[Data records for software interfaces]

┄┄┄┄┄┄

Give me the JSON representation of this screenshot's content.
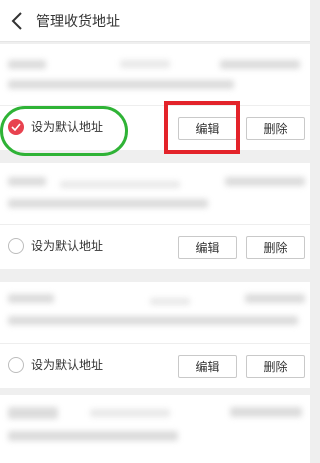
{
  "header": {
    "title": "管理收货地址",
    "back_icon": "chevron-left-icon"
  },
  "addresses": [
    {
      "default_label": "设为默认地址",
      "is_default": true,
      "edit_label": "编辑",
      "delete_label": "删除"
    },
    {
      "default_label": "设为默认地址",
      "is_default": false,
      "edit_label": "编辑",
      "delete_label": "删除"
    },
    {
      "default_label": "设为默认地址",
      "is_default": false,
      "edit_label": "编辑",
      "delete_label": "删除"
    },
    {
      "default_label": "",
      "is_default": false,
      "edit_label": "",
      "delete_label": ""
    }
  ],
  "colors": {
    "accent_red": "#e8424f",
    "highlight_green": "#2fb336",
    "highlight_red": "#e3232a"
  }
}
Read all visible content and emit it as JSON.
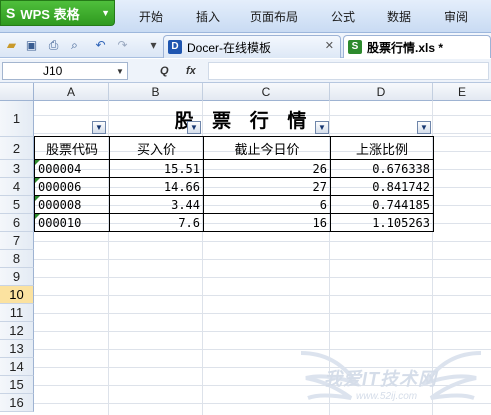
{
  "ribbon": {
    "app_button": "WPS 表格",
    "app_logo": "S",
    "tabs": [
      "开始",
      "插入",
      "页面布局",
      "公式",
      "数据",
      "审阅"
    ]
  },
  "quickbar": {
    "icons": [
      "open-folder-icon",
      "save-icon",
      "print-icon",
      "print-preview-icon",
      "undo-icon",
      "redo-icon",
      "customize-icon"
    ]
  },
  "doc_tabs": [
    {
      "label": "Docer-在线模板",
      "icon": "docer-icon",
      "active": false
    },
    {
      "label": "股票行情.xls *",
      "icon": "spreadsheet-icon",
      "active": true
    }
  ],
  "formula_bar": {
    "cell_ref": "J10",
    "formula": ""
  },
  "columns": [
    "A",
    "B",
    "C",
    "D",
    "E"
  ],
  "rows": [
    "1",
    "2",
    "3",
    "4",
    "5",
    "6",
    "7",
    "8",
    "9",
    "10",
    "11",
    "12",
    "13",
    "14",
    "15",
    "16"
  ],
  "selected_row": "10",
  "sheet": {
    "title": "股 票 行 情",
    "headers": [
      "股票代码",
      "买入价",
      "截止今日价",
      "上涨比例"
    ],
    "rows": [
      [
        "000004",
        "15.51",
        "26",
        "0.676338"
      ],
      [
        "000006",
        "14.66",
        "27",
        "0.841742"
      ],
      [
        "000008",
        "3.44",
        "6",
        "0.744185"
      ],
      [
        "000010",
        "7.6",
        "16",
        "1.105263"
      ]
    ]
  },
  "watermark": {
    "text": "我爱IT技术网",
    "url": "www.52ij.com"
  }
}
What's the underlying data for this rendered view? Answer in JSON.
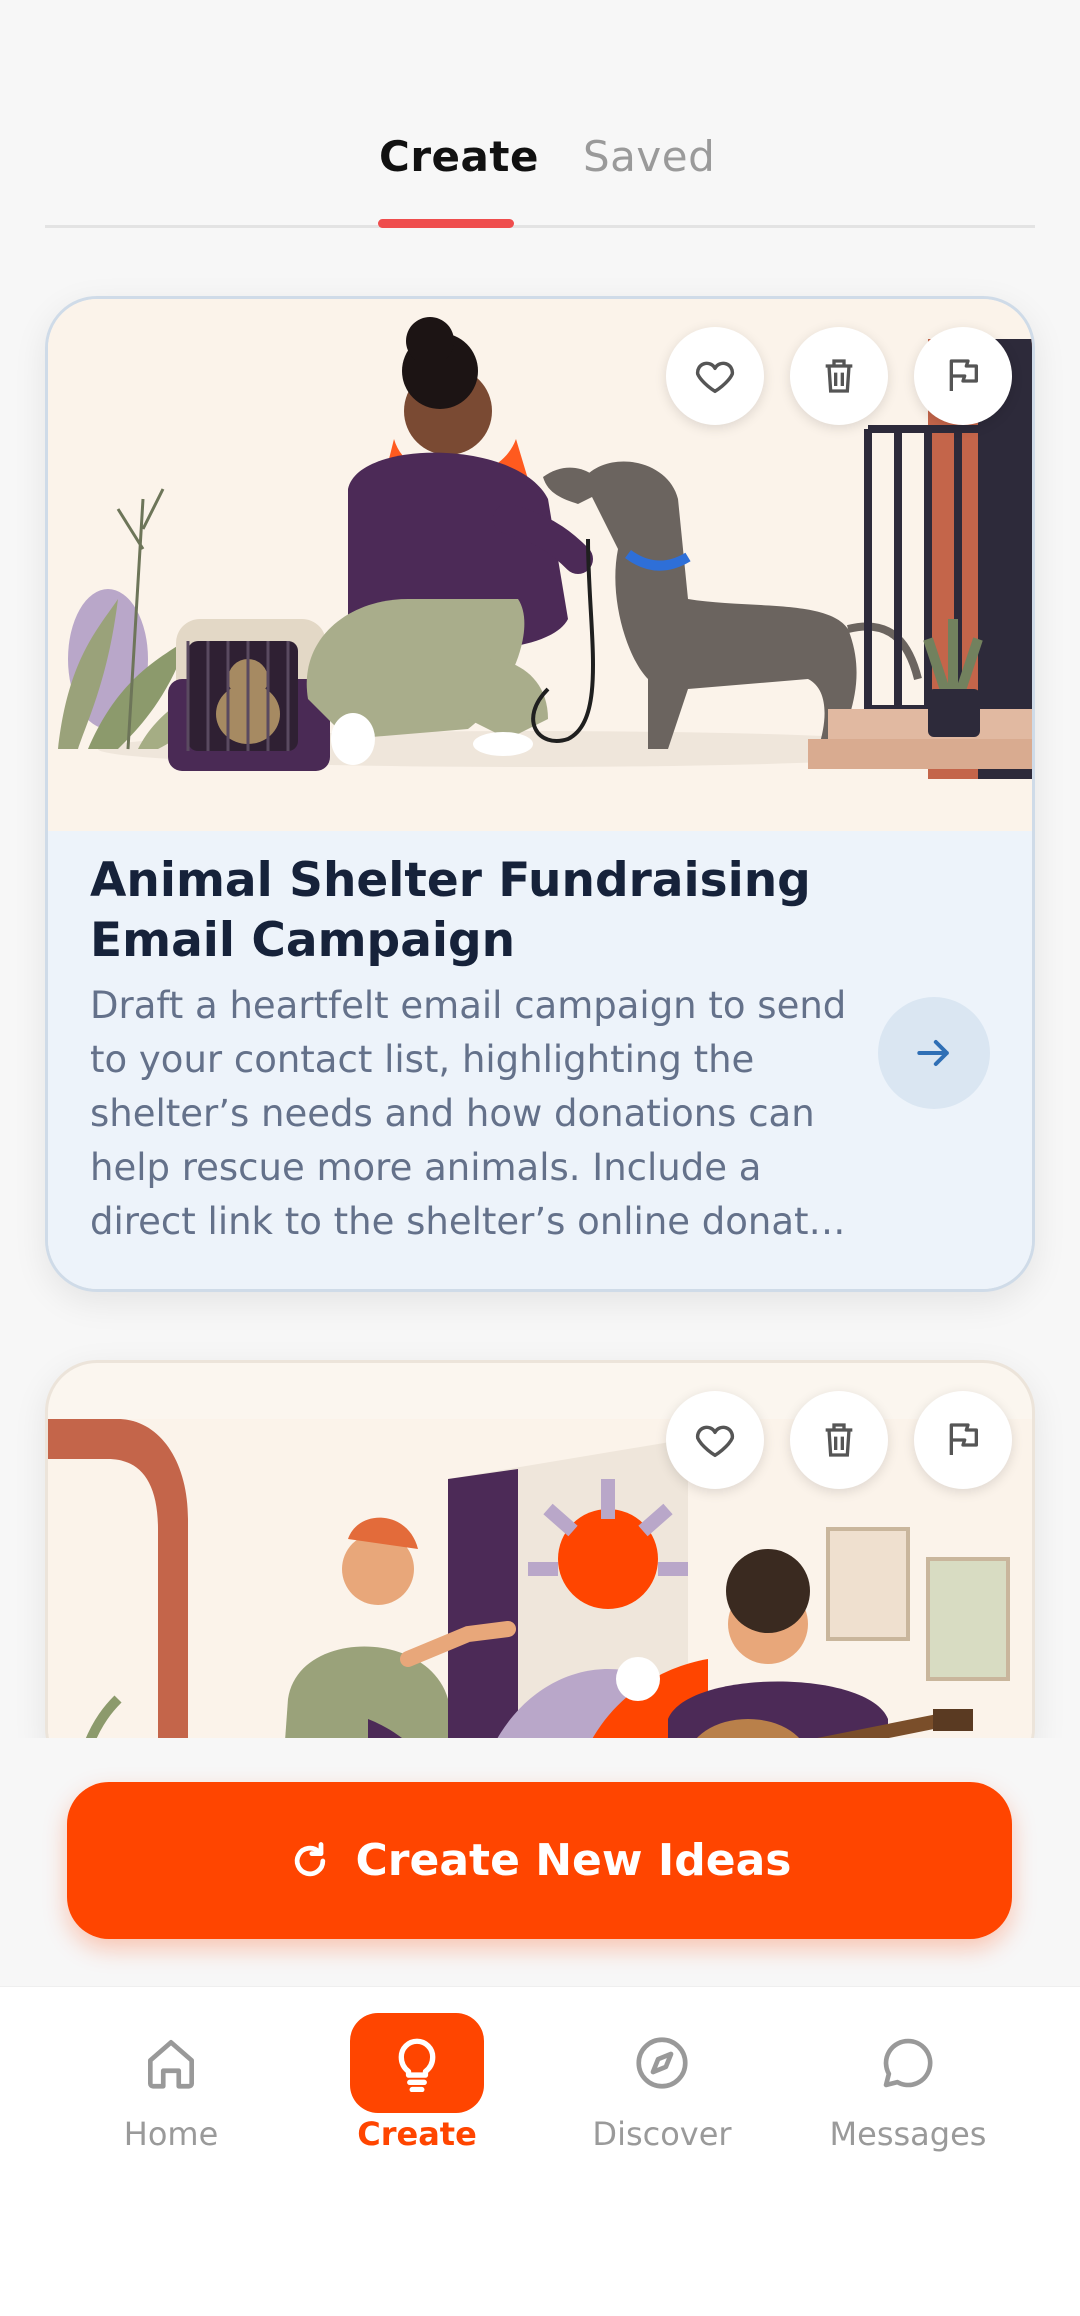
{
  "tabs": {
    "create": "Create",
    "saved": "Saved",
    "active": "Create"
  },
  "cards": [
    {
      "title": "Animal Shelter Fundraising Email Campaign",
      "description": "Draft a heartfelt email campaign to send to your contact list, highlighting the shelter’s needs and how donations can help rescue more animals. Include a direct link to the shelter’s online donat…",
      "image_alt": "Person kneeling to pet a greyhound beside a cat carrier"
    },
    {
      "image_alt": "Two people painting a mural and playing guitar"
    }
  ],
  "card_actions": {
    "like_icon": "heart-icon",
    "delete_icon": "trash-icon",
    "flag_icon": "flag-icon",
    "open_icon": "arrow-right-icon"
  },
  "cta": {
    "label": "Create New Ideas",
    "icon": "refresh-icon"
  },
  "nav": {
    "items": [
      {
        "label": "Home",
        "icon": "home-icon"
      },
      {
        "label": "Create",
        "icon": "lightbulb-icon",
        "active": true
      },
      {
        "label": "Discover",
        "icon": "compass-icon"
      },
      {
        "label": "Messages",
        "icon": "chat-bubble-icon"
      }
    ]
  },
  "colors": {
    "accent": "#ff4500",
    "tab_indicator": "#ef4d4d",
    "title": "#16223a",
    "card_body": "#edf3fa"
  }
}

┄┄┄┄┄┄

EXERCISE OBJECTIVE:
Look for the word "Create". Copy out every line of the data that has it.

WRITTEN REPLY:
    "create": "Create",
    "active": "Create"
    "label": "Create New Ideas",
        "label": "Create",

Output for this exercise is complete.